*ABOUT THIS TASK*: Below are some records. Pull every line that contains the word "Media".

*EXTRACTED MATERIAL*:
+++
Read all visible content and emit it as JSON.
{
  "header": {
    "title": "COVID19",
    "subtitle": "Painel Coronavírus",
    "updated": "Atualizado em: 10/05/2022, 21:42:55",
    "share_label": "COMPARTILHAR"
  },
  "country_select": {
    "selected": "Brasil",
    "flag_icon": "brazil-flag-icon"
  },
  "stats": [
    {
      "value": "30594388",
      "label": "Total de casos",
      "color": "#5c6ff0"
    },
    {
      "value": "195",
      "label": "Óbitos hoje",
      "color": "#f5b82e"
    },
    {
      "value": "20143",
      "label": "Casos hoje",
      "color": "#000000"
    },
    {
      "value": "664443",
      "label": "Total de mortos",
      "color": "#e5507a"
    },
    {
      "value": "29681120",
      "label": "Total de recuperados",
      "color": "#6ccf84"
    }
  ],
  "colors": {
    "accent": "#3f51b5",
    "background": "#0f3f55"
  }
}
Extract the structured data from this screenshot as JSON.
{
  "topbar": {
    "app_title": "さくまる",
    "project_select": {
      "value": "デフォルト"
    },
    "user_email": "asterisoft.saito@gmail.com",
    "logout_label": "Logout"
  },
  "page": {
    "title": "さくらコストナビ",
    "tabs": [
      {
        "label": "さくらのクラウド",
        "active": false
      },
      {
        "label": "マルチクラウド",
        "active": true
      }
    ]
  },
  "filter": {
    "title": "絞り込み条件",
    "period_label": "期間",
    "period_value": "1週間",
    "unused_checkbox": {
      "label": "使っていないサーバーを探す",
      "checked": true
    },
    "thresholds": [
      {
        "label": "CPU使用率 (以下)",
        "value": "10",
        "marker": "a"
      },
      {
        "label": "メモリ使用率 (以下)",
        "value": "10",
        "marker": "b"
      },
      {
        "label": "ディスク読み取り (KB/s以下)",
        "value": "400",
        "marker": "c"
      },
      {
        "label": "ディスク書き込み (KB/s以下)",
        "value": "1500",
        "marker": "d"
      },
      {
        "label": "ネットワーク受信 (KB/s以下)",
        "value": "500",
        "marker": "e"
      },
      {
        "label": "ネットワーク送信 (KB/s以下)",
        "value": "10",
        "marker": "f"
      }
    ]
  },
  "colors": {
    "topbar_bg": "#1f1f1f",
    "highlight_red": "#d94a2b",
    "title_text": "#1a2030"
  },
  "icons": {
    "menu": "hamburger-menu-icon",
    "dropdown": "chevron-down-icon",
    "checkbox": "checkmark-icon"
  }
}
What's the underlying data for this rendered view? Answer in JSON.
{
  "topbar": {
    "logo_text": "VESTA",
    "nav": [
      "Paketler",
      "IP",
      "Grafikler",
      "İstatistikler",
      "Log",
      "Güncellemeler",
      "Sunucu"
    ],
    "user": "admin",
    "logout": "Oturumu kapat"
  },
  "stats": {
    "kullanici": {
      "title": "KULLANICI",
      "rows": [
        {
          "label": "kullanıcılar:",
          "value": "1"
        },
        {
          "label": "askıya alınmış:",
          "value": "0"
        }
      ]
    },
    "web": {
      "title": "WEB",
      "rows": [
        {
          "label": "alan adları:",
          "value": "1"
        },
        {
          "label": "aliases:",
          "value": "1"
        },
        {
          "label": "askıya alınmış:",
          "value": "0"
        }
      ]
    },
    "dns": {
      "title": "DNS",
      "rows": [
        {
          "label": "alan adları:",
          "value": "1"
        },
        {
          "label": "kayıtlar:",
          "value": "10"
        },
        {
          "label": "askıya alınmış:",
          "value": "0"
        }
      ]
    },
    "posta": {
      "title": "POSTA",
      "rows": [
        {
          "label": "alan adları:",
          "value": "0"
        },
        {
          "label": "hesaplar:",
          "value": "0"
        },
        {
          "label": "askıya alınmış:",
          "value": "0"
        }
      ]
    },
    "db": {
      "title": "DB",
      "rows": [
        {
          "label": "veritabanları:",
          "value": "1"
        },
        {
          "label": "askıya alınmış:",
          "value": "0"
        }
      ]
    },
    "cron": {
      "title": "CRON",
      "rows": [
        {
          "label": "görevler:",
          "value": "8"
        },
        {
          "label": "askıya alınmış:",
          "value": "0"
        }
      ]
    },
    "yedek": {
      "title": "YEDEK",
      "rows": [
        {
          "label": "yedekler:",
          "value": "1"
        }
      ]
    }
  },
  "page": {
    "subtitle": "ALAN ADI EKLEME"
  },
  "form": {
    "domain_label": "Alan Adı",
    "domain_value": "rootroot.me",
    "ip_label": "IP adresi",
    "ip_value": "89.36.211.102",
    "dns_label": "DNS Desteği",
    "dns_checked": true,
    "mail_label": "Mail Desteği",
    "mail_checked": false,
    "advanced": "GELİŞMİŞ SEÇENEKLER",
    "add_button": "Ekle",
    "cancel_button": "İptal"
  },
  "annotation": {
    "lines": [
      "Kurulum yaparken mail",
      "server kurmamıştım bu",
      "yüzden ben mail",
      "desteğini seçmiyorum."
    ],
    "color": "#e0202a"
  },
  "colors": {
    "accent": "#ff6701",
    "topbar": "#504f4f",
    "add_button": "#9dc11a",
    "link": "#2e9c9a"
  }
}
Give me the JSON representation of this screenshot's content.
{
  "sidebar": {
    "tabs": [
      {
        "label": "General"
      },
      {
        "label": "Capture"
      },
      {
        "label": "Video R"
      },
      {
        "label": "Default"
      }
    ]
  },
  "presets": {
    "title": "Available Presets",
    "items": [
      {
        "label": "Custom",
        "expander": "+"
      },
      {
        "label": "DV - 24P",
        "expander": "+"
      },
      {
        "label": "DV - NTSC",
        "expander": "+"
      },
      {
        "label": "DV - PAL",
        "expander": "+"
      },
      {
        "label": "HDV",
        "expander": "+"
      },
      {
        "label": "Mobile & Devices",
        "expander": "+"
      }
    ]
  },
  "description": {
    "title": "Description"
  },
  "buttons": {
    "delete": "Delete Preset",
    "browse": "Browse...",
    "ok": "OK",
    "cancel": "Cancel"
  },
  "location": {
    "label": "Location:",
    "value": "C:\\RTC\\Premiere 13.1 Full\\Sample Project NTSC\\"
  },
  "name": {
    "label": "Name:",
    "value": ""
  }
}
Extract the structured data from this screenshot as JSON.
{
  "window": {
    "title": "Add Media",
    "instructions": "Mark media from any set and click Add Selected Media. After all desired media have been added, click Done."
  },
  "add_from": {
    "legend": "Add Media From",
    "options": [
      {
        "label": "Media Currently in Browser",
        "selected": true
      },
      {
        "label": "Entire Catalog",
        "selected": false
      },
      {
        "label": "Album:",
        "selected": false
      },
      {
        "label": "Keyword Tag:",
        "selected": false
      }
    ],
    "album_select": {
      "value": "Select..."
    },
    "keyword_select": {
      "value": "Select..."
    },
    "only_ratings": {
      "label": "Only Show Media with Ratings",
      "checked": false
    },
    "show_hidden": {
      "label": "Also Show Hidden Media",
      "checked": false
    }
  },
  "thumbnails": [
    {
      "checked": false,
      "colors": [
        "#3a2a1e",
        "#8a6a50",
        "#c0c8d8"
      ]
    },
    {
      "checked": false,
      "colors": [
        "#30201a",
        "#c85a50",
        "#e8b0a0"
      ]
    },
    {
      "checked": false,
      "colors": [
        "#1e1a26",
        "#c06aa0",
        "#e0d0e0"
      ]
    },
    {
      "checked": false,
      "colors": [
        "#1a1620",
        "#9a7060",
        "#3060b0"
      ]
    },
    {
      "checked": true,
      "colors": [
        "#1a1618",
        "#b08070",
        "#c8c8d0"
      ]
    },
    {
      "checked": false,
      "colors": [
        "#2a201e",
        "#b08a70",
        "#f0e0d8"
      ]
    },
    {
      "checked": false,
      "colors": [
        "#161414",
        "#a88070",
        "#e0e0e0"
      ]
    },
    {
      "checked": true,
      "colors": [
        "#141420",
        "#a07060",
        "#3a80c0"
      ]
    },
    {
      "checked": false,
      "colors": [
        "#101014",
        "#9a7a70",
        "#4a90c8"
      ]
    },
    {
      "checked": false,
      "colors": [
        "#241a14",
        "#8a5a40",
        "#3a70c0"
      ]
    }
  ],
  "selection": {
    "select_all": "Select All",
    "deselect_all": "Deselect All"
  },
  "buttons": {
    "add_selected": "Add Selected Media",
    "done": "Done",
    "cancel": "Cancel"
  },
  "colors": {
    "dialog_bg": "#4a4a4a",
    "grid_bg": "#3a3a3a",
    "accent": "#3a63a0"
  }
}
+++
*ANSWER FOR THE TASK*:
    "title": "Add Media",
    "instructions": "Mark media from any set and click Add Selected Media. After all desired media have been added, click Done."
    "legend": "Add Media From",
        "label": "Media Currently in Browser",
      "label": "Only Show Media with Ratings",
      "label": "Also Show Hidden Media",
    "add_selected": "Add Selected Media",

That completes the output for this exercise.